The Coffs Harbour branch of the Australian Air League has been operating since 1995 and provides a great way for people of all ages to explore their passion for aviation. Commanding Officer, Ean Rosenberg, tells us more about the squadron.
Ean, what inspired your love for all things aviation?
Since I was about 7 years of age, I was inspired by the efforts of the Air Force during WWII. My dad and oldest brother were members of the Air League until ‘Big Bro’ joined the RAAF and served with 458 squadron flying Wellington bombers throughout North Africa and Italy.
My dad was an officer with the League and also an instructor with the Air Training Corp (now Air Force Cadets), so I guess aeroplanes and flying were in my blood. I was building flying model aircraft from balsa sheets and plans when I was 7/8 years old and even used to make my own balsa glue.
How did you become involved with the Australian Air League?
I was in the League myself as a kid but spent many years in country Queensland, where there were no squadrons. However, I did get mixed up with the Royal Flying Doctor Service in Charleville, so my interest in aviation continued. For many years I travelled from Cairns to Hobart, from Brisbane to Perth, in my position of Sales Manager, but not once did I ever came across any sign of an Air league squadron.
Then in 1996 I attended an air show in Coffs Harbour and was surprised to see some 20 or so cadets marching and wearing the Air League uniform. I have been involved with the local squadron ever since.
What is involved in being a cadet with the Coffs Harbour Squadron?
Becoming a cadet with the Coffs Harbour squadron or any other Australian Air League unit involves very little. If any 8 year old (or older) has an interest in aviation or any career path associated with flying or aviation in general, all he/she has to do is attend a squadron parade over a couple of weeks and sign the ‘Visitors Book’ so as to be covered by the AAL’s Public Liability insurance.
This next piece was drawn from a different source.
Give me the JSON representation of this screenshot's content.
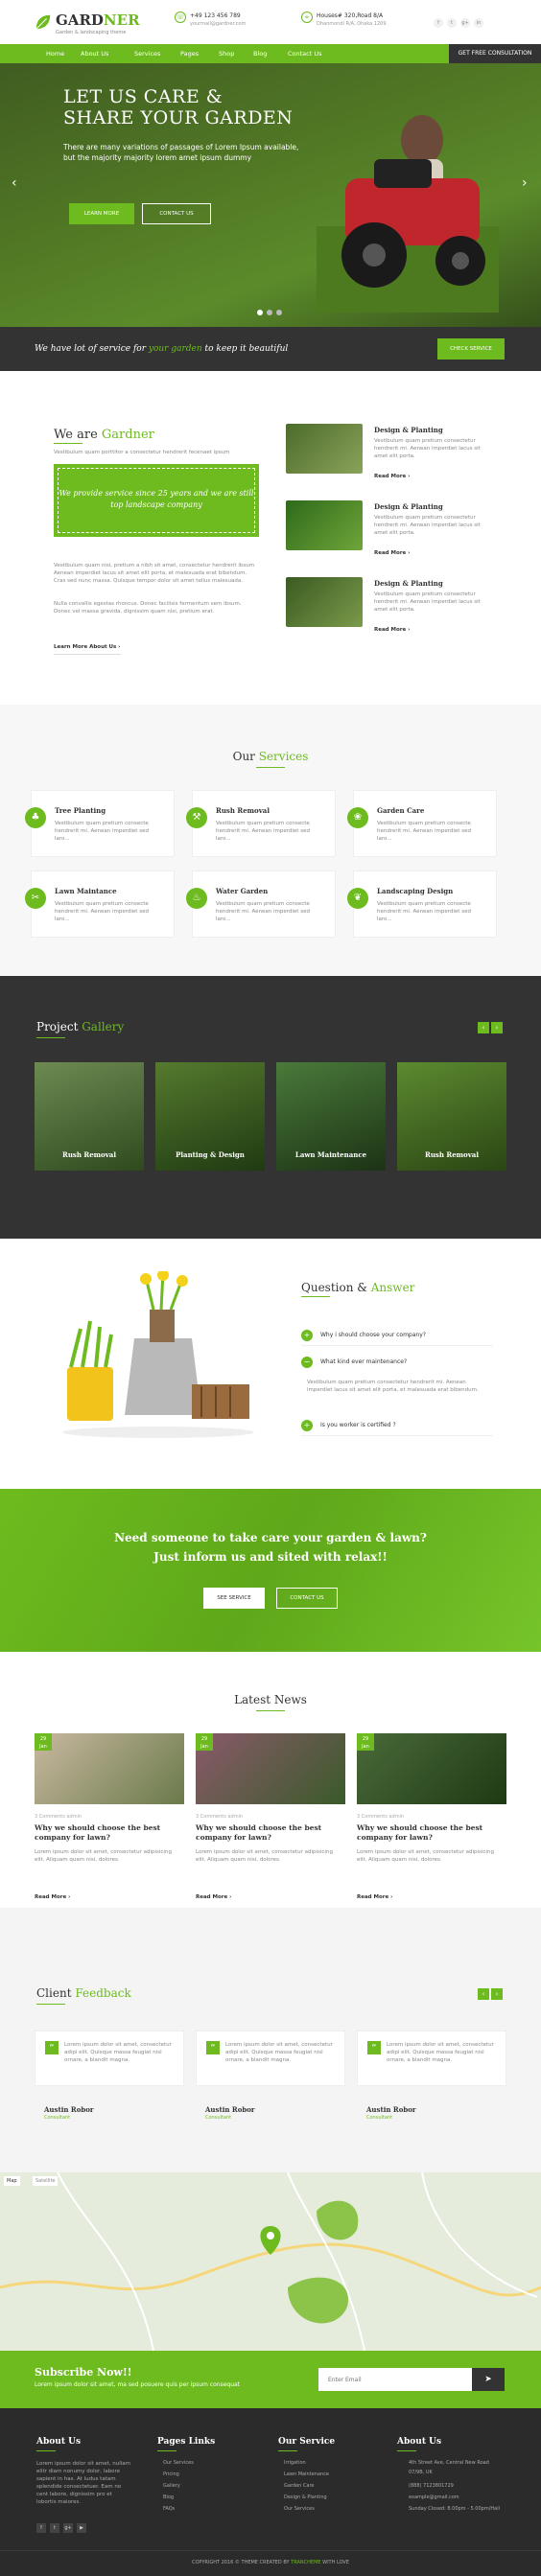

He/she can then observe the squadron activities from the side or join in activities if they wish, so that they can get the feel of belonging to a group. Then after the second week, if they feel the Air League is for them, they can join.
What are the major projects you’ve worked on, including the rebuild of an old plane?
The biggest project in which the cadets have been involved was the restoration of the old 1930 model ‘Longster’, which was originally built in Canberra in the mid ‘50s. This old plane was brought to Coffs Harbour by Tom Strickland and Newton Lawson as a training item for John Naughton’s ‘Junior Flying School’ attached to the Aero Club.
After the local aerodrome became an airport, the Longster could no longer be used for the intended purpose, so it was stored in a carport open to weather in Tom’s yard. When the Air League was formed in 1995, Newton Lawson thought of the Longster and in 1998 began to restore it, teaching the cadets how to apply fabric to the frame etc.
The project came to a halt when Newton passed away in 2000, and the cadets did not have access to the old plane. This was the case until Bellinger Instruments provided the squadron with its current building, and the restoration resumed against a lot of difficulties. It was finally completed in August 2011.
Currently the cadets are involved in a diorama of the Coffs Harbour airport and a diorama of the Korean conflict, depicting the involvement of the RAAF.
Seeing the progression of the cadets and club over the years, how does it make you feel?
Watching the cadets ‘grow’ as they continue with the League is a real buzz. The improvement in their demeanour, their discipline and their overall knowledge and their acceptance of other cadets makes up for all the hard work that goes into the squadron operation. When you see cadets or ex-cadets get their pilot wings, or learn that they are working as electronic technicians in industry, or they have gone into the Airforce, the Army or the Navy, it just seems to make it all worthwhile.
The squadron has a little ‘shrine’ to honour one Arthur Whitmarsh, who was a Lancaster bomber pilot with the famous 460 Squadron during WWII and later with Qantas. Arthur started his aviation career with the Australian Air League back in the 1930s. Many Qantas and other airline pilots of today started with the Air League, and this is something of which we, as a group, are very proud.
How can people find out more and become involved?
People can find out about the Air League through the League’s website by just Googling up the Australian Air League.com.au or by contacting the local squadron on 6658 2315, or coming along to a parade night on Wednesdays at 6.30pm at our building at 60 Aviation Drive, Coffs Harbour Airport, in the General Aviation Section.
We would like to see more kids get involved and also more adults. We could do a lot more with the cadets if we had more senior instructors or trainee instructors than we have at present. We have so many career paths for kids to follow that by the time they leave school, they could walk into almost any job they have a desire to do.
This story was published in issue 20 of Coffs Coast Focus